------ SUPPLIED DATA ------
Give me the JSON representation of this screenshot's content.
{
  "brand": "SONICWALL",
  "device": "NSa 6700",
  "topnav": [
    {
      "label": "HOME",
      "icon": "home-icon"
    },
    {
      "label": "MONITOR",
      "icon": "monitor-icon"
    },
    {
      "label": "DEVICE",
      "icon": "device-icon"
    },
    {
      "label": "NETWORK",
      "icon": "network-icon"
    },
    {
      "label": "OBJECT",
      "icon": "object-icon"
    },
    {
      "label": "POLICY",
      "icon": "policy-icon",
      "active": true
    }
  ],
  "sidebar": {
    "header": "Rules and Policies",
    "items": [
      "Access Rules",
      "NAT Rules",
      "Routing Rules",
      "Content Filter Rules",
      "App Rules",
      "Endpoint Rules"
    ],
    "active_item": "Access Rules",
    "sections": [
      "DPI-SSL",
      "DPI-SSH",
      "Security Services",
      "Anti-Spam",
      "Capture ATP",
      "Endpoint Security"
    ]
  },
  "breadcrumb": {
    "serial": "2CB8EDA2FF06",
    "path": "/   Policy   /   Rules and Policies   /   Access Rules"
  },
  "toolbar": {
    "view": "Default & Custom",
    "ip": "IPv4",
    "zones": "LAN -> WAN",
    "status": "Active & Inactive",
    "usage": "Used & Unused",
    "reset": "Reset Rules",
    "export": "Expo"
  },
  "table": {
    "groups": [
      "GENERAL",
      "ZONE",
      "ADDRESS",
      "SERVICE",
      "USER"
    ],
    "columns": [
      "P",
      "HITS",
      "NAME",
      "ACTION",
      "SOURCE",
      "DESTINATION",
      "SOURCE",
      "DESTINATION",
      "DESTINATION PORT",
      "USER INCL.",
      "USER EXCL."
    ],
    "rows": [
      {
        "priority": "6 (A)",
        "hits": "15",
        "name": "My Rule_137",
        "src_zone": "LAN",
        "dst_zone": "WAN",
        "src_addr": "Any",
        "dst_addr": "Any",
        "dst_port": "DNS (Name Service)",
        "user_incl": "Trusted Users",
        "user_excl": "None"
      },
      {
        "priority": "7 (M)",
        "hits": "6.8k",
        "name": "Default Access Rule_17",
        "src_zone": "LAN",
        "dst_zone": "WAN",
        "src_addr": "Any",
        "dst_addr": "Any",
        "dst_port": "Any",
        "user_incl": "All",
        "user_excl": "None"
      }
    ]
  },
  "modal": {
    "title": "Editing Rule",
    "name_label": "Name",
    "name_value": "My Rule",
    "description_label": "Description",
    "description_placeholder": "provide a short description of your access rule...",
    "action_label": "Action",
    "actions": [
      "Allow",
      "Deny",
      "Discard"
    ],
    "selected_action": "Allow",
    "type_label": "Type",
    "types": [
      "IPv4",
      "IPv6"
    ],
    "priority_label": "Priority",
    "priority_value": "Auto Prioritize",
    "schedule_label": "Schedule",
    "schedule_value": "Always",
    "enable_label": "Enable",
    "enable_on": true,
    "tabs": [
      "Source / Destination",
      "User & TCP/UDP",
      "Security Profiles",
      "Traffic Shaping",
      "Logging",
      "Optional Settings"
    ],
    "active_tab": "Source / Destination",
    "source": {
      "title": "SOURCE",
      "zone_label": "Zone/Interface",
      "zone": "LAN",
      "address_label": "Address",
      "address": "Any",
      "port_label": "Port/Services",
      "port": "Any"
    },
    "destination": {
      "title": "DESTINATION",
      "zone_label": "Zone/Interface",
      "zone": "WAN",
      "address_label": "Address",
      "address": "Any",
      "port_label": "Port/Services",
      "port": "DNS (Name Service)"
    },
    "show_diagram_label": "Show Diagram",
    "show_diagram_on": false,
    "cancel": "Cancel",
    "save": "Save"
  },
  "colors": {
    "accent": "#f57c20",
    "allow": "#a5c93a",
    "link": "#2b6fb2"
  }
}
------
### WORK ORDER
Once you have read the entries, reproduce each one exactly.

### ANSWER TO THIS EXERCISE
Give me the JSON representation of this screenshot's content.
{
  "brand": "SONICWALL",
  "device": "NSa 6700",
  "topnav": [
    {
      "label": "HOME",
      "icon": "home-icon"
    },
    {
      "label": "MONITOR",
      "icon": "monitor-icon"
    },
    {
      "label": "DEVICE",
      "icon": "device-icon"
    },
    {
      "label": "NETWORK",
      "icon": "network-icon"
    },
    {
      "label": "OBJECT",
      "icon": "object-icon"
    },
    {
      "label": "POLICY",
      "icon": "policy-icon",
      "active": true
    }
  ],
  "sidebar": {
    "header": "Rules and Policies",
    "items": [
      "Access Rules",
      "NAT Rules",
      "Routing Rules",
      "Content Filter Rules",
      "App Rules",
      "Endpoint Rules"
    ],
    "active_item": "Access Rules",
    "sections": [
      "DPI-SSL",
      "DPI-SSH",
      "Security Services",
      "Anti-Spam",
      "Capture ATP",
      "Endpoint Security"
    ]
  },
  "breadcrumb": {
    "serial": "2CB8EDA2FF06",
    "path": "/   Policy   /   Rules and Policies   /   Access Rules"
  },
  "toolbar": {
    "view": "Default & Custom",
    "ip": "IPv4",
    "zones": "LAN -> WAN",
    "status": "Active & Inactive",
    "usage": "Used & Unused",
    "reset": "Reset Rules",
    "export": "Expo"
  },
  "table": {
    "groups": [
      "GENERAL",
      "ZONE",
      "ADDRESS",
      "SERVICE",
      "USER"
    ],
    "columns": [
      "P",
      "HITS",
      "NAME",
      "ACTION",
      "SOURCE",
      "DESTINATION",
      "SOURCE",
      "DESTINATION",
      "DESTINATION PORT",
      "USER INCL.",
      "USER EXCL."
    ],
    "rows": [
      {
        "priority": "6 (A)",
        "hits": "15",
        "name": "My Rule_137",
        "src_zone": "LAN",
        "dst_zone": "WAN",
        "src_addr": "Any",
        "dst_addr": "Any",
        "dst_port": "DNS (Name Service)",
        "user_incl": "Trusted Users",
        "user_excl": "None"
      },
      {
        "priority": "7 (M)",
        "hits": "6.8k",
        "name": "Default Access Rule_17",
        "src_zone": "LAN",
        "dst_zone": "WAN",
        "src_addr": "Any",
        "dst_addr": "Any",
        "dst_port": "Any",
        "user_incl": "All",
        "user_excl": "None"
      }
    ]
  },
  "modal": {
    "title": "Editing Rule",
    "name_label": "Name",
    "name_value": "My Rule",
    "description_label": "Description",
    "description_placeholder": "provide a short description of your access rule...",
    "action_label": "Action",
    "actions": [
      "Allow",
      "Deny",
      "Discard"
    ],
    "selected_action": "Allow",
    "type_label": "Type",
    "types": [
      "IPv4",
      "IPv6"
    ],
    "priority_label": "Priority",
    "priority_value": "Auto Prioritize",
    "schedule_label": "Schedule",
    "schedule_value": "Always",
    "enable_label": "Enable",
    "enable_on": true,
    "tabs": [
      "Source / Destination",
      "User & TCP/UDP",
      "Security Profiles",
      "Traffic Shaping",
      "Logging",
      "Optional Settings"
    ],
    "active_tab": "Source / Destination",
    "source": {
      "title": "SOURCE",
      "zone_label": "Zone/Interface",
      "zone": "LAN",
      "address_label": "Address",
      "address": "Any",
      "port_label": "Port/Services",
      "port": "Any"
    },
    "destination": {
      "title": "DESTINATION",
      "zone_label": "Zone/Interface",
      "zone": "WAN",
      "address_label": "Address",
      "address": "Any",
      "port_label": "Port/Services",
      "port": "DNS (Name Service)"
    },
    "show_diagram_label": "Show Diagram",
    "show_diagram_on": false,
    "cancel": "Cancel",
    "save": "Save"
  },
  "colors": {
    "accent": "#f57c20",
    "allow": "#a5c93a",
    "link": "#2b6fb2"
  }
}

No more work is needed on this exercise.